Probably the most immediately appealing of the set is the lightly textured and captivating Laudi alla Vergine Maria for unaccompanied womenís chorus. Nosedaís Turin choir offers attractive singing and is stirring on occasions. Giuliniís choir with their impeccable unity sounded angelic. Here Giulini takes a slightly quicker pace than Noseda.

For mixed chorus and orchestra the Te Deum is the lengthiest piece and the most complex of the set. It is generally acknowledged as containing the finest writing - best appreciated after several plays. The piece also includes the setís only part for solo voice. Nosedaís Turin choral forces are in excellent voice sounding particularly reverential. They take great care over the meaning of the text. The Turin brass sound thrilling and I was struck by the gleaming timbre of the strings. For Noseda soprano Barbara Frittoli is suitably pious in her small solo part. A little quicker than Noseda, Giuliniís stunning interpretation feels weightier and has additional vitality with breathtaking climaxes. The orchestral accompaniment from the Philharmonia shines through - especially the brass - to grand effect.
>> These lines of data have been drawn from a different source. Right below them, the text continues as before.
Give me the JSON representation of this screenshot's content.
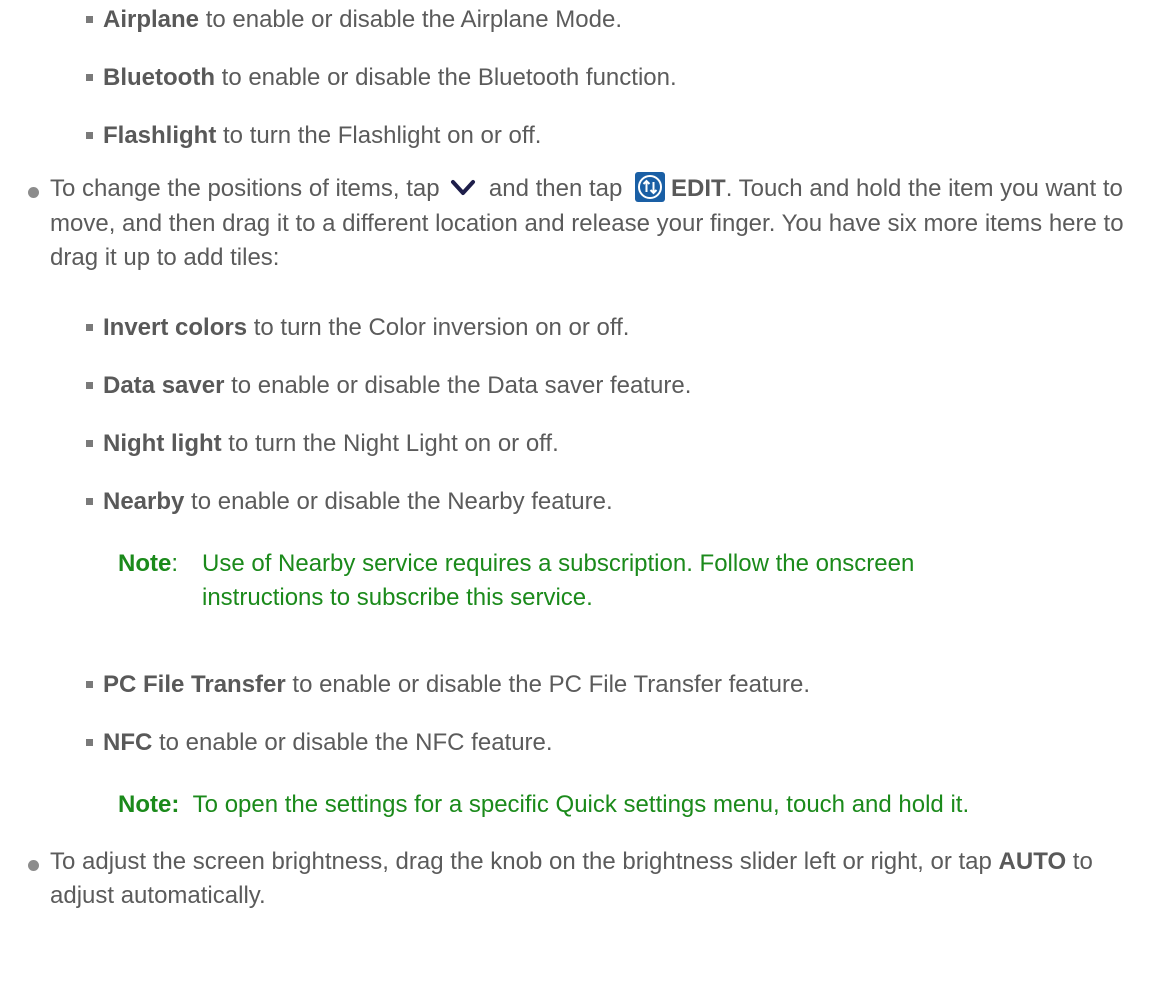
{
  "items_top": [
    {
      "bold": "Airplane",
      "text": " to enable or disable the Airplane Mode."
    },
    {
      "bold": "Bluetooth",
      "text": " to enable or disable the Bluetooth function."
    },
    {
      "bold": "Flashlight",
      "text": " to turn the Flashlight on or off."
    }
  ],
  "edit_para": {
    "t1": "To change the positions of items, tap ",
    "t2": " and then tap ",
    "edit": "EDIT",
    "t3": ". Touch and hold the item you want to move, and then drag it to a different location and release your finger. You have six more items here to drag it up to add tiles:"
  },
  "items_mid": [
    {
      "bold": "Invert colors",
      "text": " to turn the Color inversion on or off."
    },
    {
      "bold": "Data saver",
      "text": " to enable or disable the Data saver feature."
    },
    {
      "bold": "Night light",
      "text": " to turn the Night Light on or off."
    },
    {
      "bold": "Nearby",
      "text": " to enable or disable the Nearby feature."
    }
  ],
  "note1": {
    "label": "Note",
    "colon": ":",
    "line1": "Use of Nearby service requires a subscription. Follow the onscreen",
    "line2": "instructions to subscribe this service."
  },
  "items_bottom": [
    {
      "bold": "PC File Transfer",
      "text": " to enable or disable the PC File Transfer feature."
    },
    {
      "bold": "NFC",
      "text": " to enable or disable the NFC feature."
    }
  ],
  "note2": {
    "label": "Note:",
    "text": "To open the settings for a specific Quick settings menu, touch and hold it."
  },
  "brightness_para": {
    "t1": "To adjust the screen brightness, drag the knob on the brightness slider left or right, or tap ",
    "auto": "AUTO",
    "t2": " to adjust automatically."
  },
  "colors": {
    "note_green": "#1b8a1b",
    "icon_blue": "#1a5fa5"
  },
  "icons": [
    "chevron-down-icon",
    "edit-swap-icon"
  ]
}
Janet Baker can be heard singing serenely towards the conclusion.

The final score on the Chandos release is Mary the Virgin of the Angels, the concluding chorus with Leonora from act II of the opera The Force of Destiny (1861/2). Verdiís librettist for the opera was Francesco Maria Piave.

Renowned soprano Barbara Frittoli has pleaisng clarity of diction combined with a most glorious tone. The pronounced wobble on her sustained notes may prove a distraction for some. In the Libera me Domine from the Mass for Rossini Frittoli remembers appropriately that she is not singing in a Verdi opera and is suitably reverential. I was highly impressed with Francesco Meli, a clear-toned tenor with a top register that reminded me a little of Pavarotti. Meliís voice is sufficiently powerful to soar over the chorus in the Hymn of the Nations.

The Chorus of Teatro Regio of Torino is in impeccable form: heartfelt, reverential and decisive. I found them especially rousing in the Hymn of the Nations and tenderly devout in the Stabat Mater and Laudi alla Vergine Maria. With notable unanimity and potency the Teatro Regio Orchestra respond with conviction to Maestro Nosedaís thoughtful promptings.

The Chandos presentation is to the high standard that we have all come to expect. I was impressed by the quality of the booklet notes which included a fine essay and full texts with English translation. The sound quality is reasonably clear, however, I was a touch uncomfortable with the brightness of some of the forte passages. This is a compelling disc and reminds us again that every Noseda disc is worthy of investigation.

Michael Cookson

A most compelling disc.